Published: Aug. 8, 2020 at 11:57 a.m. ETBy
International buyers purchased the smallest number of existing-homes in the U.S. since 2011 this past year
Foreign buyers are purchasing fewer and fewer American homes. And the coronavirus pandemic could cause a serious pullback in new investment in U.S. residential real estate from international buyers.
During the 12-month period ending in March 2020, foreign buyers purchased 154,000 existing homes in the U.S., down 16% from the previous year, according to a new report from the National Association of Realtors. This was the smallest number of existing-homes that international buyers have purchased since 2011, and the third consecutive year that the number decreased.
Altogether, international buyers purchased $74 billion-worth of U.S. residential real-estate, down from $77.9 billion the year before and $121 billion two years ago. The report includes purchases by buyers who live abroad as well as foreign residents in the U.S.
China was the largest buyer of U.S. homes once again, accounting for the purchase of 18,400 homes worth roughly $11.5 billion. But among the top five international buyers — which also included Canada, Mexico, India and Colombia — China was the only country where the number and value of homes purchased between 2019 and 2020 decreased.
‘The Chinese government has become much more restrictive about how much cash they can take out of the country.’— Lawrence Yun, chief economist at the National Association of Realtors
A number of factors have reduced Chinese interest in U.S. real estate in recent years — including government efforts to stem these purchases.NOW PLAYING: Elon Musk’s Vision for a $25,000 Vehicle With Cheaper Batteries
“The Chinese government has become much more restrictive about how much cash they can take out of the country,” said Lawrence Yun, chief economist at the National Association of Realtors.
“There’s always a way to go around it, but the fact that the Chinese government is placing capital controls means there could be more monitoring of their citizens,” Yun added. “Just the sense the government may be watching them has reduced the number of Chinese buyers here in the U.S.”

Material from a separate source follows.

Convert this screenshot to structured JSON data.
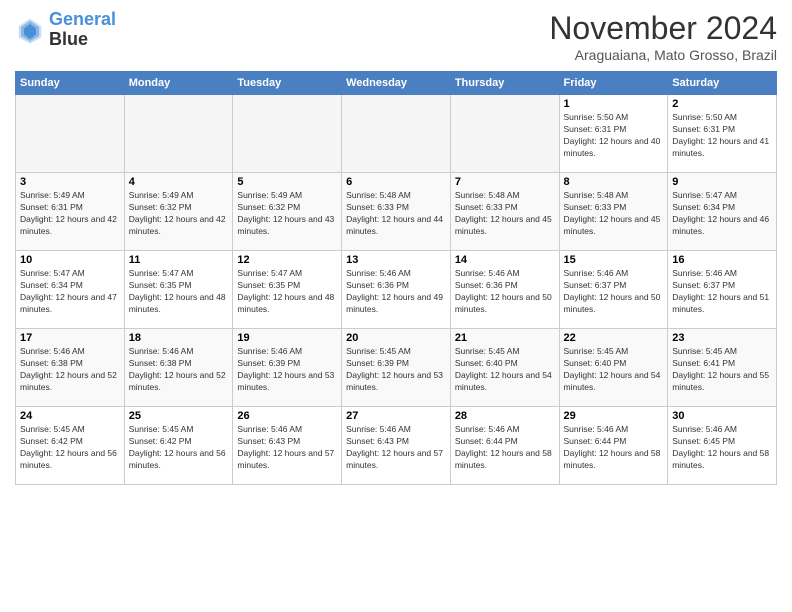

Continued trade tensions between the U.S. and China has also worked to hold back some activity, as have restrictions on visa issuance to Chinese visitors.
How the pandemic will affect international purchases of U.S. homes
The National Association of Realtors (NAR) report only covers the period between April 2019 and March 2020, so it doesn’t reflect the full impact of the coronavirus pandemic.
But even before the pandemic became a crisis here in the U.S. it was having an effect on home-buying activity. Back in February, when China was still the main epicenter for the pandemic, real-estate agents told MarketWatch that uncertainty and travel restrictions had led Chinese investors to pull out of planned deals.
Much has changed since then. The U.S. now has the largest number of cases worldwide, and many countries have imposed travel restrictions. This will seriously curtail foreign buying of U.S. real-estate, Yun said.
“For the most part, people need to see the property in person,” Yun said. Buyers from abroad aren’t just purchasing properties for investment purposes.
Over half (51%) of non-resident foreign home buyers plan to use the property as a primary residence or vacation home, while another 10% expect to have it double as a rental property and vacation home, according to NAR data.
Over half of non-resident home buyers use the property as a primary residence or vacation home.
Moreover, the most popular real-estate markets for foreign buyers are located in states with some of the highest coronavirus case counts. Florida was the top destination for foreign buyers, followed by California, Texas, New York and New Jersey.
Given the difficulty and risks posed by traveling, many foreign buyers may decide to hold off on buying an American home until they can enjoy it.
International buyers also don’t have the same incentives to buy a home in the U.S. right now as their American peers. “International buyers are much more likely to buy with cash or use more limited financing,” said Danielle Hale, chief economist at Realtor.com. “As a result, we don’t see a surge in international demand when interest rates drop.”
A number of factors could provide a boost to international demand, though. The upcoming presidential election could result in a dramatic shift in international relations depending on the outcome. “A Biden administration could potentially be more welcoming,” Yun said.
The U.S. real-estate market’s quick rebound from its coronavirus lows could be a draw in and of itself for foreign buyers, said Daren Blomquist, vice president of market economics at Auction.com, a listing site for foreclosed properties. Plus, some economists have suggested that the flight to the suburbs could lead to softer prices for properties in major cities, which could attract foreign buyers.
Ultimately, though, a decline in international buying isn’t likely to hurt the U.S. real-estate market, because foreign buyers only account for 4% of existing-home sales. In fact, it could be the opposite.
“The fact that foreigners have stepped back is actually providing a better chance for domestic buyers to get those properties,” Yun said.